Interface dataset entries:

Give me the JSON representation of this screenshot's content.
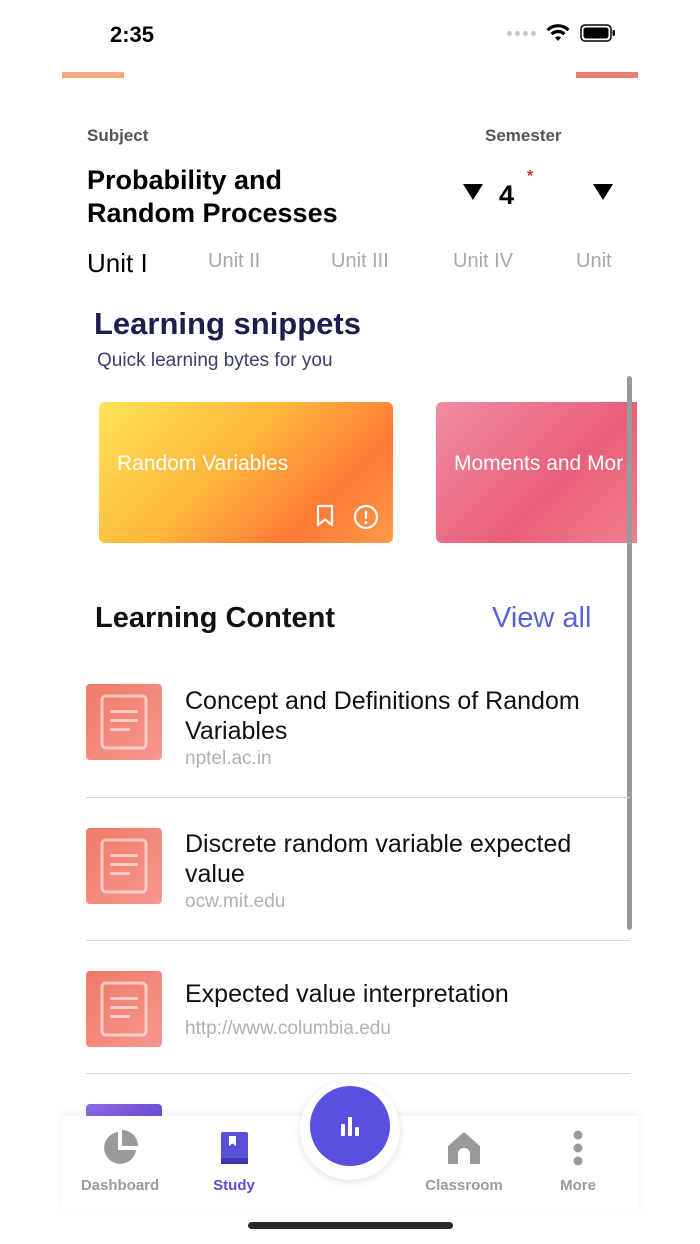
{
  "status_bar": {
    "time": "2:35"
  },
  "header": {
    "subject_label": "Subject",
    "subject_value": "Probability and Random Processes",
    "semester_label": "Semester",
    "semester_value": "4",
    "required_marker": "*"
  },
  "units": {
    "tabs": [
      {
        "label": "Unit I",
        "active": true
      },
      {
        "label": "Unit II",
        "active": false
      },
      {
        "label": "Unit III",
        "active": false
      },
      {
        "label": "Unit IV",
        "active": false
      },
      {
        "label": "Unit",
        "active": false
      }
    ]
  },
  "snippets": {
    "title": "Learning snippets",
    "subtitle": "Quick learning bytes for you",
    "cards": [
      {
        "title": "Random Variables",
        "icons": [
          "bookmark-icon",
          "info-icon"
        ]
      },
      {
        "title": "Moments and Mor"
      }
    ]
  },
  "content": {
    "title": "Learning Content",
    "view_all": "View all",
    "items": [
      {
        "title": "Concept and Definitions of Random Variables",
        "source": "nptel.ac.in",
        "icon": "document-icon"
      },
      {
        "title": "Discrete random variable expected value",
        "source": "ocw.mit.edu",
        "icon": "document-icon"
      },
      {
        "title": "Expected value interpretation",
        "source": "http://www.columbia.edu",
        "icon": "document-icon"
      }
    ]
  },
  "tab_bar": {
    "items": [
      {
        "label": "Dashboard",
        "icon": "pie-chart-icon",
        "active": false
      },
      {
        "label": "Study",
        "icon": "book-icon",
        "active": true
      },
      {
        "label": "",
        "icon": "bar-chart-icon",
        "active": false
      },
      {
        "label": "Classroom",
        "icon": "house-icon",
        "active": false
      },
      {
        "label": "More",
        "icon": "more-vertical-icon",
        "active": false
      }
    ]
  },
  "colors": {
    "accent": "#5a50e0",
    "link": "#5a63d8",
    "title_navy": "#1e1e4e",
    "required": "#e0262b"
  }
}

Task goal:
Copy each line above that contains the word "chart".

Task response:
        "icon": "pie-chart-icon",
        "icon": "bar-chart-icon",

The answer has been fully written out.